5. When the job is not done. Of course, you have to define what "job" means in your context. But you will know. And you will know if you are leaving at a comma instead of a period.

6. When a commitment has been made. Again, you have to define "commitment" and honor promises you have made.

Though this post has not been specifically about marriage, it certainly could apply. That is a commitment until death. Let me close by sharing with you a video about commitment in the midst of a very challenging situation. It's a story about Ian and Larissa Murphy.

It's a story about love and commitment and not quitting.

Their book, published by B&H Publishing, was released on Aug. 28 (8.28). The name of the book is Eight Twenty Eight. The video is over nine minutes long, but it's worth your time.

After viewing it, you may decide it's not time to quit.

Thom S. Rainer is the president of LifeWay Christian Resources. For the original article, visit

]]> (Thom S. Rainer ) Adversity Tue, 02 Sep 2014 19:00:00 -0400
4 Creative Ways to Craft a Sermon

One of my seminary professors gave me a few approaches to generate sermon ideas:

1. The first approach would be to take the author of the biblical passage or one of the characters in the passage and simply imaginatively sit across from her and him and ask different questions.
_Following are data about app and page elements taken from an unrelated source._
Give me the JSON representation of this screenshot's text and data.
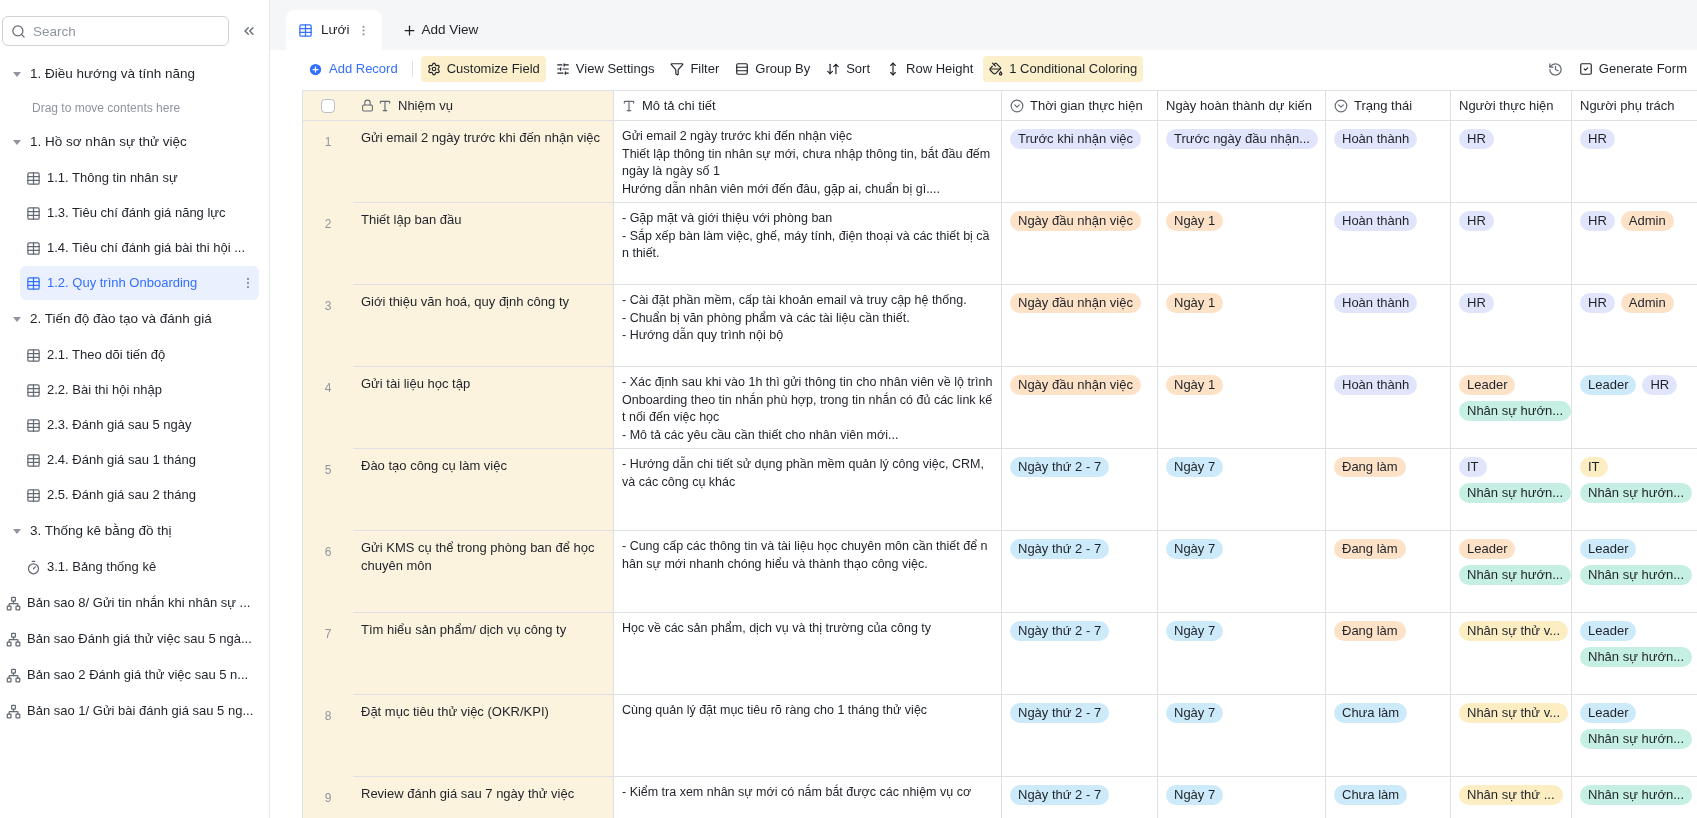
{
  "sidebar": {
    "search": {
      "placeholder": "Search"
    },
    "items": [
      {
        "kind": "group",
        "label": "1. Điều hướng và tính năng",
        "expanded": true,
        "children": [
          {
            "kind": "hint",
            "label": "Drag to move contents here"
          }
        ]
      },
      {
        "kind": "group",
        "label": "1. Hồ sơ nhân sự thử việc",
        "expanded": true,
        "children": [
          {
            "kind": "table",
            "label": "1.1. Thông tin nhân sự",
            "selected": false
          },
          {
            "kind": "table",
            "label": "1.3. Tiêu chí đánh giá năng lực",
            "selected": false
          },
          {
            "kind": "table",
            "label": "1.4. Tiêu chí đánh giá bài thi hội ...",
            "selected": false
          },
          {
            "kind": "table",
            "label": "1.2. Quy trình Onboarding",
            "selected": true
          }
        ]
      },
      {
        "kind": "group",
        "label": "2. Tiến độ đào tạo và đánh giá",
        "expanded": true,
        "children": [
          {
            "kind": "table",
            "label": "2.1. Theo dõi tiến độ",
            "selected": false
          },
          {
            "kind": "table",
            "label": "2.2. Bài thi hội nhập",
            "selected": false
          },
          {
            "kind": "table",
            "label": "2.3. Đánh giá sau 5 ngày",
            "selected": false
          },
          {
            "kind": "table",
            "label": "2.4. Đánh giá sau 1 tháng",
            "selected": false
          },
          {
            "kind": "table",
            "label": "2.5. Đánh giá sau 2 tháng",
            "selected": false
          }
        ]
      },
      {
        "kind": "group",
        "label": "3. Thống kê bằng đồ thị",
        "expanded": true,
        "children": [
          {
            "kind": "dashboard",
            "label": "3.1. Bảng thống kê",
            "selected": false
          }
        ]
      },
      {
        "kind": "workflow",
        "label": "Bản sao 8/ Gửi tin nhắn khi nhân sự ...",
        "selected": false
      },
      {
        "kind": "workflow",
        "label": "Bản sao Đánh giá thử việc sau 5 ngà...",
        "selected": false
      },
      {
        "kind": "workflow",
        "label": "Bản sao 2 Đánh giá thử việc sau 5 n...",
        "selected": false
      },
      {
        "kind": "workflow",
        "label": "Bản sao 1/ Gửi bài đánh giá sau 5 ng...",
        "selected": false
      }
    ]
  },
  "tabs": [
    {
      "kind": "view",
      "label": "Lưới",
      "selected": true
    },
    {
      "kind": "add",
      "label": "Add View"
    }
  ],
  "toolbar": {
    "left": [
      {
        "kind": "add",
        "label": "Add Record",
        "active": false
      },
      {
        "kind": "customize",
        "label": "Customize Field",
        "active": true
      },
      {
        "kind": "settings",
        "label": "View Settings",
        "active": false
      },
      {
        "kind": "filter",
        "label": "Filter",
        "active": false
      },
      {
        "kind": "group",
        "label": "Group By",
        "active": false
      },
      {
        "kind": "sort",
        "label": "Sort",
        "active": false
      },
      {
        "kind": "height",
        "label": "Row Height",
        "active": false
      },
      {
        "kind": "coloring",
        "label": "1 Conditional Coloring",
        "active": true
      }
    ],
    "right": [
      {
        "kind": "history"
      },
      {
        "kind": "form",
        "label": "Generate Form"
      }
    ]
  },
  "table": {
    "select_all": {
      "checked": false
    },
    "columns": [
      {
        "kind": "primary",
        "label": "Nhiệm vụ"
      },
      {
        "kind": "text",
        "label": "Mô tả chi tiết"
      },
      {
        "kind": "select",
        "label": "Thời gian thực hiện"
      },
      {
        "kind": "plain",
        "label": "Ngày hoàn thành dự kiến"
      },
      {
        "kind": "select",
        "label": "Trạng thái"
      },
      {
        "kind": "plain",
        "label": "Người thực hiện"
      },
      {
        "kind": "plain",
        "label": "Người phụ trách"
      }
    ],
    "rows": [
      {
        "number": "1",
        "task": "Gửi email 2 ngày trước khi đến nhận việc",
        "description": "Gửi email 2 ngày trước khi đến nhận việc\nThiết lập thông tin nhân sự mới, chưa nhập thông tin, bắt đầu đếm ngày là ngày số 1\nHướng dẫn nhân viên mới đến đâu, gặp ai, chuẩn bị gì....",
        "time": [
          {
            "label": "Trước khi nhận việc",
            "color": "#e1e5fb"
          }
        ],
        "due": [
          {
            "label": "Trước ngày đầu nhận...",
            "color": "#e1e5fb"
          }
        ],
        "status": [
          {
            "label": "Hoàn thành",
            "color": "#e1e5fb"
          }
        ],
        "assignees": [
          {
            "label": "HR",
            "color": "#e1e5fb"
          }
        ],
        "owners": [
          {
            "label": "HR",
            "color": "#e1e5fb"
          }
        ]
      },
      {
        "number": "2",
        "task": "Thiết lập ban đầu",
        "description": "- Gặp mặt và giới thiệu với phòng ban\n- Sắp xếp bàn làm việc, ghế, máy tính, điện thoại và các thiết bị cần thiết.",
        "time": [
          {
            "label": "Ngày đầu nhận việc",
            "color": "#fde2c8"
          }
        ],
        "due": [
          {
            "label": "Ngày 1",
            "color": "#fde2c8"
          }
        ],
        "status": [
          {
            "label": "Hoàn thành",
            "color": "#e1e5fb"
          }
        ],
        "assignees": [
          {
            "label": "HR",
            "color": "#e1e5fb"
          }
        ],
        "owners": [
          {
            "label": "HR",
            "color": "#e1e5fb"
          },
          {
            "label": "Admin",
            "color": "#fde2c8"
          }
        ]
      },
      {
        "number": "3",
        "task": "Giới thiệu văn hoá, quy định công ty",
        "description": "- Cài đặt phần mềm, cấp tài khoản email và truy cập hệ thống.\n- Chuẩn bị văn phòng phẩm và các tài liệu cần thiết.\n- Hướng dẫn quy trình nội bộ",
        "time": [
          {
            "label": "Ngày đầu nhận việc",
            "color": "#fde2c8"
          }
        ],
        "due": [
          {
            "label": "Ngày 1",
            "color": "#fde2c8"
          }
        ],
        "status": [
          {
            "label": "Hoàn thành",
            "color": "#e1e5fb"
          }
        ],
        "assignees": [
          {
            "label": "HR",
            "color": "#e1e5fb"
          }
        ],
        "owners": [
          {
            "label": "HR",
            "color": "#e1e5fb"
          },
          {
            "label": "Admin",
            "color": "#fde2c8"
          }
        ]
      },
      {
        "number": "4",
        "task": "Gửi tài liệu học tập",
        "description": "- Xác định sau khi vào 1h thì gửi thông tin cho nhân viên về lộ trình Onboarding theo tin nhắn phù hợp, trong tin nhắn có đủ các link kết nối đến việc học\n- Mô tả các yêu cầu cần thiết cho nhân viên mới...",
        "time": [
          {
            "label": "Ngày đầu nhận việc",
            "color": "#fde2c8"
          }
        ],
        "due": [
          {
            "label": "Ngày 1",
            "color": "#fde2c8"
          }
        ],
        "status": [
          {
            "label": "Hoàn thành",
            "color": "#e1e5fb"
          }
        ],
        "assignees": [
          {
            "label": "Leader",
            "color": "#fde2c8"
          },
          {
            "label": "Nhân sự hướn...",
            "color": "#c6efe3"
          }
        ],
        "owners": [
          {
            "label": "Leader",
            "color": "#cdeafa"
          },
          {
            "label": "HR",
            "color": "#e1e5fb"
          }
        ]
      },
      {
        "number": "5",
        "task": "Đào tạo công cụ làm việc",
        "description": "- Hướng dẫn chi tiết sử dụng phần mềm quản lý công việc, CRM, và các công cụ khác",
        "time": [
          {
            "label": "Ngày thứ 2 - 7",
            "color": "#cdeafa"
          }
        ],
        "due": [
          {
            "label": "Ngày 7",
            "color": "#cdeafa"
          }
        ],
        "status": [
          {
            "label": "Đang làm",
            "color": "#fde2c8"
          }
        ],
        "assignees": [
          {
            "label": "IT",
            "color": "#e1e5fb"
          },
          {
            "label": "Nhân sự hướn...",
            "color": "#c6efe3"
          }
        ],
        "owners": [
          {
            "label": "IT",
            "color": "#fcedc3"
          },
          {
            "label": "Nhân sự hướn...",
            "color": "#c6efe3"
          }
        ]
      },
      {
        "number": "6",
        "task": "Gửi KMS cụ thể trong phòng ban để học chuyên môn",
        "description": "- Cung cấp các thông tin và tài liệu học chuyên môn cần thiết để nhân sự mới nhanh chóng hiểu và thành thạo công việc.",
        "time": [
          {
            "label": "Ngày thứ 2 - 7",
            "color": "#cdeafa"
          }
        ],
        "due": [
          {
            "label": "Ngày 7",
            "color": "#cdeafa"
          }
        ],
        "status": [
          {
            "label": "Đang làm",
            "color": "#fde2c8"
          }
        ],
        "assignees": [
          {
            "label": "Leader",
            "color": "#fde2c8"
          },
          {
            "label": "Nhân sự hướn...",
            "color": "#c6efe3"
          }
        ],
        "owners": [
          {
            "label": "Leader",
            "color": "#cdeafa"
          },
          {
            "label": "Nhân sự hướn...",
            "color": "#c6efe3"
          }
        ]
      },
      {
        "number": "7",
        "task": "Tìm hiểu sản phẩm/ dịch vụ công ty",
        "description": "Học về các sản phẩm, dịch vụ và thị trường của công ty",
        "time": [
          {
            "label": "Ngày thứ 2 - 7",
            "color": "#cdeafa"
          }
        ],
        "due": [
          {
            "label": "Ngày 7",
            "color": "#cdeafa"
          }
        ],
        "status": [
          {
            "label": "Đang làm",
            "color": "#fde2c8"
          }
        ],
        "assignees": [
          {
            "label": "Nhân sự thử v...",
            "color": "#fcedc3"
          }
        ],
        "owners": [
          {
            "label": "Leader",
            "color": "#cdeafa"
          },
          {
            "label": "Nhân sự hướn...",
            "color": "#c6efe3"
          }
        ]
      },
      {
        "number": "8",
        "task": "Đặt mục tiêu thử việc (OKR/KPI)",
        "description": "Cùng quản lý đặt mục tiêu rõ ràng cho 1 tháng thử việc",
        "time": [
          {
            "label": "Ngày thứ 2 - 7",
            "color": "#cdeafa"
          }
        ],
        "due": [
          {
            "label": "Ngày 7",
            "color": "#cdeafa"
          }
        ],
        "status": [
          {
            "label": "Chưa làm",
            "color": "#cdeafa"
          }
        ],
        "assignees": [
          {
            "label": "Nhân sự thử v...",
            "color": "#fcedc3"
          }
        ],
        "owners": [
          {
            "label": "Leader",
            "color": "#cdeafa"
          },
          {
            "label": "Nhân sự hướn...",
            "color": "#c6efe3"
          }
        ]
      },
      {
        "number": "9",
        "task": "Review đánh giá sau 7 ngày thử việc",
        "description": "- Kiểm tra xem nhân sự mới có nắm bắt được các nhiệm vụ cơ",
        "time": [
          {
            "label": "Ngày thứ 2 - 7",
            "color": "#cdeafa"
          }
        ],
        "due": [
          {
            "label": "Ngày 7",
            "color": "#cdeafa"
          }
        ],
        "status": [
          {
            "label": "Chưa làm",
            "color": "#cdeafa"
          }
        ],
        "assignees": [
          {
            "label": "Nhân sự thứ ...",
            "color": "#fcedc3"
          }
        ],
        "owners": [
          {
            "label": "Nhân sự hướn...",
            "color": "#c6efe3"
          }
        ]
      }
    ]
  }
}
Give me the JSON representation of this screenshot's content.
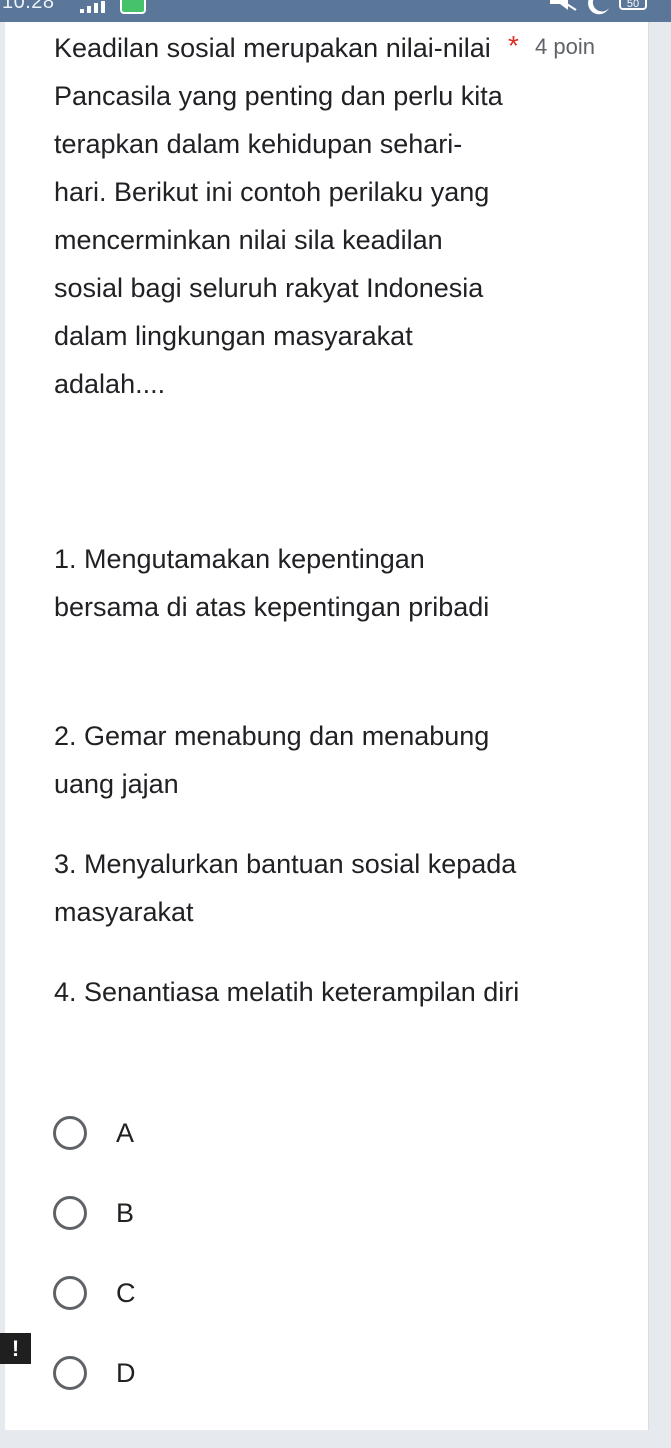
{
  "status_bar": {
    "time": "10.28",
    "battery": "50"
  },
  "question": {
    "text": "Keadilan sosial merupakan nilai-nilai Pancasila yang penting dan perlu kita terapkan dalam kehidupan sehari-hari. Berikut ini contoh perilaku yang mencerminkan nilai sila keadilan sosial bagi seluruh rakyat Indonesia dalam lingkungan masyarakat adalah....",
    "required_mark": "*",
    "points": "4 poin",
    "items": [
      "1. Mengutamakan kepentingan bersama di atas kepentingan pribadi",
      "2. Gemar menabung dan menabung uang jajan",
      "3. Menyalurkan bantuan sosial kepada masyarakat",
      "4. Senantiasa melatih keterampilan diri"
    ]
  },
  "options": [
    "A",
    "B",
    "C",
    "D"
  ],
  "alert": "!"
}
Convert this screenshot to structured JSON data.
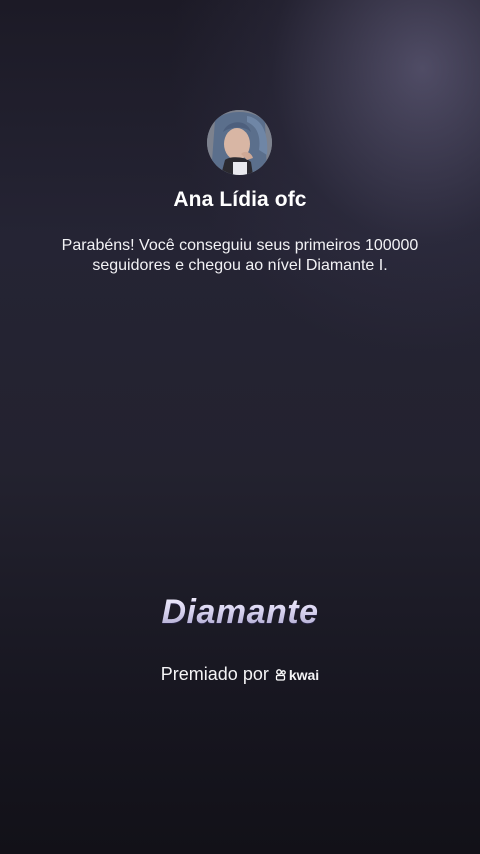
{
  "profile": {
    "name": "Ana Lídia ofc"
  },
  "message": {
    "text": "Parabéns! Você conseguiu seus primeiros 100000 seguidores e chegou ao nível Diamante I."
  },
  "badge": {
    "title": "Diamante"
  },
  "award": {
    "prefix": "Premiado por",
    "brand": "kwai",
    "brand_icon": "kwai-logo-icon"
  },
  "colors": {
    "background_top": "#1c1a26",
    "background_bottom": "#121118",
    "badge_text": "#d9d4f0",
    "text": "#ffffff"
  }
}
Allow the conversation to proceed like any conversation. Ideas can stem from such an imaginative approach.

2. Another sermon idea-generation method would be to take an issue and look at the text in light of that issue. Think about what your particular text has to say to someone who has just lost a job, if that is their issue. On the opposite extreme, what does it say to someone who has just found a job? Does your text encourage? Does it challenge? Does it do both?

How does the issue change how you look at the text? What questions does your issue raise in the text? There is a lot of preaching in those questions.

3. Another method is to take a saying, cliche', or say a song from the church and "riff" on that in conversation with a scripture. For example, let's take "God is good all the time, all the time, God is good." Now look at that text in light of the Book of Job. What does that saying mean in light of the scripture? Is the saying confirmed? Is it denied?

What does the saying mean in light of John the Baptist getting his head chopped off? What does that saying mean in reference to that? Is the saying true? Is it untrue? Work it out in your sermon.

4. One can also take a sermonic walk to get ideas. When I got up one morning recently, I saw the shining light of the morning sun. Telling me both that I was getting up late (I should be getting up too early to see the sun so clearly) and that I have made it through another day.

One could look at the assurance and the challenge in that one symbol of the sun. Can that give us any sermonic possibilities? What about the door you opened to go to start your day? The door you opened to confront the day? Does contemplation of these things in light of scriptures help you to create a message?

Finally, it is always helpful to take a walk through the Scripture. What do you see when you are walking in the biblical story? What do you smell?

I told one preacher that he was not ready to preach on the demoniacs until he smelled the unwashed bodies. You ain't ready to preach it until you feel the fear of human beings that are acting like animals coming after you.

Could that happen to me? Could it happen to you? All of these questions can help you generate sermon ideas.

Now, don't get me wrong, all of these approaches will give you both fruitful avenues as well as dead ends. You must complete a full exegesis of the passage before preaching, but at the least, they will help you to get the creative juices flowing.

If you can think of any other ideas, please comment below so that I can compile them into another article.

Sherman Haywood Cox II is the director of Soul Preaching. He holds an M.Div with an emphasis in homiletics and an M.S. in computer science. Visit Sherman at

For the original article, visit

]]> (Sherman Haywood Cox II) Preaching Fri, 29 Aug 2014 19:00:00 -0400